that little goose at the Study

We showed up to set up with a packed car-I literally had tables millimeters from my head. the weather was WEIRD. clouds and sun and wind and sun again. but we made it.
we didnt know what to expect. we had 140 or so registered online. and we had 360 people! that count included children and babies, but STILL! 360? Wow! I counted 18 girls and women with Rett. Amazing.
im so thankful for all the help we had from some wonderful rett parents and siblings. we had incredible volunteers and committee members. we just couldnt have done any of it without each and every person we had. we had tons of food and drink and awesome faeries who face painted, music, fun crafts and temporary tattoos!
As 2pm approached I knew it was time for me to say a few words. this is not my favorite thing to do. i honestly would feel more comfortable getting a root canal than speak in public. so butterflies were making their way around my tummy. but I had to go. so up on the stairs i went and looked out to so many people all looking up at me. as luck would have it-we had no microphone and it was windy so Im certain only about 7 people heard what I said. that made it easier. and i didnt cry. i dont remember what I said as it was not at all what I had prepared but I did it without my voice even wavering. Im really proud of myself for that. I made Paige and Red stand up there with me. Im such a chicken.

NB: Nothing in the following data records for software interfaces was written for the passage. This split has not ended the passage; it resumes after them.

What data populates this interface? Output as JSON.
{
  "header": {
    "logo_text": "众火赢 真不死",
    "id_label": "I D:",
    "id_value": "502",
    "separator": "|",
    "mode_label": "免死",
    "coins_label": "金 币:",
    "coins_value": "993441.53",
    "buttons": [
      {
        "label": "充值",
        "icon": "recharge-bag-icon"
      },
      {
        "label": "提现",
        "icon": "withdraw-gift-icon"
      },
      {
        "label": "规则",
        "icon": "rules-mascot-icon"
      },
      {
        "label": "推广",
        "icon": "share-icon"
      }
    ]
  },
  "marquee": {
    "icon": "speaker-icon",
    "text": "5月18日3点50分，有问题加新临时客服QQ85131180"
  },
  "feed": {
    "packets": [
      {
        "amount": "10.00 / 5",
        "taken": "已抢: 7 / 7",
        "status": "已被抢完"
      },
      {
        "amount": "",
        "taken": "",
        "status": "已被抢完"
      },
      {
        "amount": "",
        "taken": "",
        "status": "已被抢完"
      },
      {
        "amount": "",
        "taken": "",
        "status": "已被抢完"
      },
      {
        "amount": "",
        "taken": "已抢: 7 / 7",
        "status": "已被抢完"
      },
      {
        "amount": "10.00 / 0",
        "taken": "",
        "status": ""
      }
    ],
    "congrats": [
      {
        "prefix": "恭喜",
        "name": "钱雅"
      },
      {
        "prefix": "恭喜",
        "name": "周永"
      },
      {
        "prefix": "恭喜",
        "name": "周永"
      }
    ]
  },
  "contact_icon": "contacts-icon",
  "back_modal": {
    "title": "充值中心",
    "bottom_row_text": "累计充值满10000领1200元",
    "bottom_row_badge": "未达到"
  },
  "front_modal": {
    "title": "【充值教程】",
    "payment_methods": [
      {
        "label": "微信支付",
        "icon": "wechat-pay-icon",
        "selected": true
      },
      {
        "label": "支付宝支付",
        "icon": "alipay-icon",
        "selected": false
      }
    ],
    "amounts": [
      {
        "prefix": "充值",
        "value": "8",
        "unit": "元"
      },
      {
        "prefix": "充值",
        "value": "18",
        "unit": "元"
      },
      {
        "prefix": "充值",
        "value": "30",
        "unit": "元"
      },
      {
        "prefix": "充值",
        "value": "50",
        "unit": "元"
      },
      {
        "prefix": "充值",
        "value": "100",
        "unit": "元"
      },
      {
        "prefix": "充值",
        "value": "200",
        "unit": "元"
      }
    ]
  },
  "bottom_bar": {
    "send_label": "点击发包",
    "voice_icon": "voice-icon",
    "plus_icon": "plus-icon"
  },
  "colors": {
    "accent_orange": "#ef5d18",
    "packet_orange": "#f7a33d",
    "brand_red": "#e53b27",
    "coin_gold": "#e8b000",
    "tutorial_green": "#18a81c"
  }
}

Then we took some pictures and got ready to Stroll. I almost lost it at that point. Seeing all the friends and family that had come and and were wearing our team little goose hats (in orange and black for our Giants!) really blew me away. they were all standing with us in our fight. with us. it was too much. but i pulled myself together and walked. and we talked and laughed and met people and introduced friends to family and vice versa.
Our stroll was a "down and back" style stroll so when we made the turn we were walking back the way we started and the rest of the group was still coming...high fives...smiles....waves. so much love. and the sun had come out.
team little goose was nearly 50 adults strong. We had 8 people with fundraising pages and as of today the team as a whole has raised $16,293.89. Another team, Avery's Fan Club raised $5475.00. thats a ton of money. it gets us much much closer to a cure.
team little goose. pure love.

*pictures by Debbie Lee*
for more pics, go here: